=== Begin Enclosure ===

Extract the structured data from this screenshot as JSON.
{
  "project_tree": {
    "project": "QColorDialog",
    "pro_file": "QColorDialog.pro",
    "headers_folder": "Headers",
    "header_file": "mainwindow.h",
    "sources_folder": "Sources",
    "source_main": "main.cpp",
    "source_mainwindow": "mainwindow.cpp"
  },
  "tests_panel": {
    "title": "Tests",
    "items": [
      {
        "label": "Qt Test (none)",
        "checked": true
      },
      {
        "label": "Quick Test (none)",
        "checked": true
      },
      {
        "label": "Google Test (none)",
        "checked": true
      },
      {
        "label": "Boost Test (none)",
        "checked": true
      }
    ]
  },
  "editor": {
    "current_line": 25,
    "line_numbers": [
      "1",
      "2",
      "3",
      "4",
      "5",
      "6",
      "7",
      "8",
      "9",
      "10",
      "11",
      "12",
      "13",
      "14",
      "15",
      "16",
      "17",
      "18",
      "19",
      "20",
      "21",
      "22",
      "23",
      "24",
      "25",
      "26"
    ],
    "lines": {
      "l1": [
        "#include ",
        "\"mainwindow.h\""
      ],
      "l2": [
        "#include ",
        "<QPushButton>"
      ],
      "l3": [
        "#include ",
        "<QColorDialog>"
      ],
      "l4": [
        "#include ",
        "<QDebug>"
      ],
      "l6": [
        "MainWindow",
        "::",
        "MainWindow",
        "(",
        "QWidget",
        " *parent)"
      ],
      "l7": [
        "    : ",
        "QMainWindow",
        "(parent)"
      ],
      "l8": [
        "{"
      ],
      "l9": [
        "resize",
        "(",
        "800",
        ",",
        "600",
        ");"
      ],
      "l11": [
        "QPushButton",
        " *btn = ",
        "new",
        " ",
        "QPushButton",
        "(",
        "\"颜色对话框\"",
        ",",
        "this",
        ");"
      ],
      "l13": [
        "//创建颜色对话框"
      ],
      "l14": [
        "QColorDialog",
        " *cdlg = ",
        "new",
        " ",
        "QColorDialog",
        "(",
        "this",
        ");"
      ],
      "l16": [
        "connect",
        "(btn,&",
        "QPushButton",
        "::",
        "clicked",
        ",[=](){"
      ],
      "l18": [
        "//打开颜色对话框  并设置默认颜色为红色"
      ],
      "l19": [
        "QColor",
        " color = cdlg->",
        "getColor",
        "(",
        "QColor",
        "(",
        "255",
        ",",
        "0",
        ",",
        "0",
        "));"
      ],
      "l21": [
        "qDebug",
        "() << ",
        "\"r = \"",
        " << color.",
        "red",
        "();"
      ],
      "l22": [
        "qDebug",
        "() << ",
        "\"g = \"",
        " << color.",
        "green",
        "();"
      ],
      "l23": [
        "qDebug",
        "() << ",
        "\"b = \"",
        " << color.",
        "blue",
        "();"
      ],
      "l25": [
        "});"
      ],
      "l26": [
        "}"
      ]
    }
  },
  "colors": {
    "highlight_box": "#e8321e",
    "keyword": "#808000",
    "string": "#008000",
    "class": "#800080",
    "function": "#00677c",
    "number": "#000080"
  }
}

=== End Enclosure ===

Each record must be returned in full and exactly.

Extract the structured data from this screenshot as JSON.
{
  "project_tree": {
    "project": "QColorDialog",
    "pro_file": "QColorDialog.pro",
    "headers_folder": "Headers",
    "header_file": "mainwindow.h",
    "sources_folder": "Sources",
    "source_main": "main.cpp",
    "source_mainwindow": "mainwindow.cpp"
  },
  "tests_panel": {
    "title": "Tests",
    "items": [
      {
        "label": "Qt Test (none)",
        "checked": true
      },
      {
        "label": "Quick Test (none)",
        "checked": true
      },
      {
        "label": "Google Test (none)",
        "checked": true
      },
      {
        "label": "Boost Test (none)",
        "checked": true
      }
    ]
  },
  "editor": {
    "current_line": 25,
    "line_numbers": [
      "1",
      "2",
      "3",
      "4",
      "5",
      "6",
      "7",
      "8",
      "9",
      "10",
      "11",
      "12",
      "13",
      "14",
      "15",
      "16",
      "17",
      "18",
      "19",
      "20",
      "21",
      "22",
      "23",
      "24",
      "25",
      "26"
    ],
    "lines": {
      "l1": [
        "#include ",
        "\"mainwindow.h\""
      ],
      "l2": [
        "#include ",
        "<QPushButton>"
      ],
      "l3": [
        "#include ",
        "<QColorDialog>"
      ],
      "l4": [
        "#include ",
        "<QDebug>"
      ],
      "l6": [
        "MainWindow",
        "::",
        "MainWindow",
        "(",
        "QWidget",
        " *parent)"
      ],
      "l7": [
        "    : ",
        "QMainWindow",
        "(parent)"
      ],
      "l8": [
        "{"
      ],
      "l9": [
        "resize",
        "(",
        "800",
        ",",
        "600",
        ");"
      ],
      "l11": [
        "QPushButton",
        " *btn = ",
        "new",
        " ",
        "QPushButton",
        "(",
        "\"颜色对话框\"",
        ",",
        "this",
        ");"
      ],
      "l13": [
        "//创建颜色对话框"
      ],
      "l14": [
        "QColorDialog",
        " *cdlg = ",
        "new",
        " ",
        "QColorDialog",
        "(",
        "this",
        ");"
      ],
      "l16": [
        "connect",
        "(btn,&",
        "QPushButton",
        "::",
        "clicked",
        ",[=](){"
      ],
      "l18": [
        "//打开颜色对话框  并设置默认颜色为红色"
      ],
      "l19": [
        "QColor",
        " color = cdlg->",
        "getColor",
        "(",
        "QColor",
        "(",
        "255",
        ",",
        "0",
        ",",
        "0",
        "));"
      ],
      "l21": [
        "qDebug",
        "() << ",
        "\"r = \"",
        " << color.",
        "red",
        "();"
      ],
      "l22": [
        "qDebug",
        "() << ",
        "\"g = \"",
        " << color.",
        "green",
        "();"
      ],
      "l23": [
        "qDebug",
        "() << ",
        "\"b = \"",
        " << color.",
        "blue",
        "();"
      ],
      "l25": [
        "});"
      ],
      "l26": [
        "}"
      ]
    }
  },
  "colors": {
    "highlight_box": "#e8321e",
    "keyword": "#808000",
    "string": "#008000",
    "class": "#800080",
    "function": "#00677c",
    "number": "#000080"
  }
}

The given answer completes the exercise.